Most people need an EIN when they decide to open a new business or hire employees. However, government agencies, nonprofit organizations, and trusts and estates also need to request EINs in order to pay vendors, hire employees, and file tax forms that are separate from the owners’ and managers’ personal finances.
While the word “employer” might suggest you have and are paying employees, you do not need to actually hire employees to apply for and use an EIN.
Even if you are a freelancer, have a side gig or operate as a sole proprietor with no employees, there are numerous benefits to using an EIN to file your taxes instead of your Social Security number. For example, EINs helps provide an extra layer of protection as enterprise-scale data breaches are becoming more common. A hacker who only possesses your EIN may not be able to do as much damage to your personal finances as they could if they gained access to your Social Security number.
If you plan on forming a business entity other than a Sole Proprietorship, you should wait until you have your approved articles of organization or corporate charter from the state where you formed your business. Once you have these documents, you should file for an EIN before you take other steps to formalize your operations, such as opening a business bank account.
If you are operating as a sole proprietorship without creating an actual business entity, you can request an EIN right away and immediately begin using it with your clients, bank accounts, and any other situations requiring a tax identification number.
Your EIN will be created instantly if you use the online application and the IRS will also mail a copy of the notice containing your new EIN. If you are filing SS-4 on paper, your EIN will arrive in 4-6 weeks, 8-10 weeks if you are outside the United States.

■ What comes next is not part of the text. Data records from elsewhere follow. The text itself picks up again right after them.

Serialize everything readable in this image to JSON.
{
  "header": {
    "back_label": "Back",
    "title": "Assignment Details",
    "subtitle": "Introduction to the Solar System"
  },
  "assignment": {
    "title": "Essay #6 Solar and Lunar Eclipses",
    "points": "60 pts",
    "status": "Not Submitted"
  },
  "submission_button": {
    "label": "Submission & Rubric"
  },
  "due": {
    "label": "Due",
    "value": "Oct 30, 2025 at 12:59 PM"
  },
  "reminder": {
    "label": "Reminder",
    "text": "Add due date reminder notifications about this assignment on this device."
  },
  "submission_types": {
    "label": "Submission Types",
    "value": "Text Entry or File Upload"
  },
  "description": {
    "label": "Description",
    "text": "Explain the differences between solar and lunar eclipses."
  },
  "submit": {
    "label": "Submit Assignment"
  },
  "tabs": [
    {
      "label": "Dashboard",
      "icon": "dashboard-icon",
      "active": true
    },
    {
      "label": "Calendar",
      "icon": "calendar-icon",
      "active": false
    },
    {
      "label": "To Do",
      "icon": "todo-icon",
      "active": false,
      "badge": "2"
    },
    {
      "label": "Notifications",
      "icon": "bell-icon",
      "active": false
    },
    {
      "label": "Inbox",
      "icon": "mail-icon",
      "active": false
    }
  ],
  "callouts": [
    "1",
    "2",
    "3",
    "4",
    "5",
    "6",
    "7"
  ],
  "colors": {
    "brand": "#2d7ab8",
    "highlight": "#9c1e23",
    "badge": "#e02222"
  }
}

There are several situations where you are mandated to change your EIN. The most common reasons include:
However, if you simply change the name or location of your business, you do not need to request a new EIN.
About the Author
Jo Willetts, Director of Tax Resources at Jackson Hewitt, has more than 25 years of experience in the tax industry. As an Enrolled Agent, Jo has attained the highest level of certification for a tax professional. She began her career at Jackson Hewitt as a Tax Pro, working her way up to General Manager of a franchise store. In her current role, Jo provides expert knowledge company-wide to ensure that tax information distributed through all Jackson Hewitt channels is current and accurate.